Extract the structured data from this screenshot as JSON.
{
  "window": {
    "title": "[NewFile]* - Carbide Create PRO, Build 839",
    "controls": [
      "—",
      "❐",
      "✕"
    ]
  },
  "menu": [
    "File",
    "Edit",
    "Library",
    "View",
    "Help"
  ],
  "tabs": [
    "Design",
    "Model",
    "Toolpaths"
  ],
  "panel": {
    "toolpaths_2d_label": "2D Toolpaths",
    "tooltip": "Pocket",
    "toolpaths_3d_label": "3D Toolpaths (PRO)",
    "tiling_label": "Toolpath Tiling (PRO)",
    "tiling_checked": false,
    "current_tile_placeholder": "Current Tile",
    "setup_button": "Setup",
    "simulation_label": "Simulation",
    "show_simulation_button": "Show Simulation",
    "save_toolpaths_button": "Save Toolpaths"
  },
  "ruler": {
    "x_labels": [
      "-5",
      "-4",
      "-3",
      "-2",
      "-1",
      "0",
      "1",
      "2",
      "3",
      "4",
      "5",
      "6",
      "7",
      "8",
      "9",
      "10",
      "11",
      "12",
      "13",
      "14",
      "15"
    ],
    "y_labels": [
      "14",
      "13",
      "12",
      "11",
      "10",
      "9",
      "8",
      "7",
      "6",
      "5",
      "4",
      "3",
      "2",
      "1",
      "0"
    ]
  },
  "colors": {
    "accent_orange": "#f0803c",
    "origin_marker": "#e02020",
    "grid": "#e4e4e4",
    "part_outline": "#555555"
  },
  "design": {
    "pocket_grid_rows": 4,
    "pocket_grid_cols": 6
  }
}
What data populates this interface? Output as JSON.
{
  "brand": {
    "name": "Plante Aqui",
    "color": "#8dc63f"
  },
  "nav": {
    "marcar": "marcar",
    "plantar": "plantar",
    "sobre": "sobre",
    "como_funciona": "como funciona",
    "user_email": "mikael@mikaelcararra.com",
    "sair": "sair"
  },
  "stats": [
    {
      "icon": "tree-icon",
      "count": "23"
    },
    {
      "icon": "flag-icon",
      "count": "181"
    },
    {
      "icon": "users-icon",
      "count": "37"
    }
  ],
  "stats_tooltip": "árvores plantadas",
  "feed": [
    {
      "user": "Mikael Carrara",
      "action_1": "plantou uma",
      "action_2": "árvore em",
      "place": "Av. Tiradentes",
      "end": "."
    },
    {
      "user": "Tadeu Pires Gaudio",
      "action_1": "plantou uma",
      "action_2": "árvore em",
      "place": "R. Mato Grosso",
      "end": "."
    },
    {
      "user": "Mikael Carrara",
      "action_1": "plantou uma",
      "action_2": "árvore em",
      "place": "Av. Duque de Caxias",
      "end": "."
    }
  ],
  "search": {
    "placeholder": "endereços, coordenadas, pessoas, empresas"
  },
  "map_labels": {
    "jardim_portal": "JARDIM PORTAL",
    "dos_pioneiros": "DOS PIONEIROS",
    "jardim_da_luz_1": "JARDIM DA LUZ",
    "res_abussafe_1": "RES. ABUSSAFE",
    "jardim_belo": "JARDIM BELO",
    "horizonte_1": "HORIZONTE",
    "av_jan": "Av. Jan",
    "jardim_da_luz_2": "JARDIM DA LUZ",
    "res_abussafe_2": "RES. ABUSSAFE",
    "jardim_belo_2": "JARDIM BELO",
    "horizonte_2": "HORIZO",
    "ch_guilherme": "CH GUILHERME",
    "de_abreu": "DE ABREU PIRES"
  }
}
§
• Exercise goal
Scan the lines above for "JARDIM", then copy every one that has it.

• The answer
    "jardim_portal": "JARDIM PORTAL",
    "jardim_da_luz_1": "JARDIM DA LUZ",
    "jardim_belo": "JARDIM BELO",
    "jardim_da_luz_2": "JARDIM DA LUZ",
    "jardim_belo_2": "JARDIM BELO",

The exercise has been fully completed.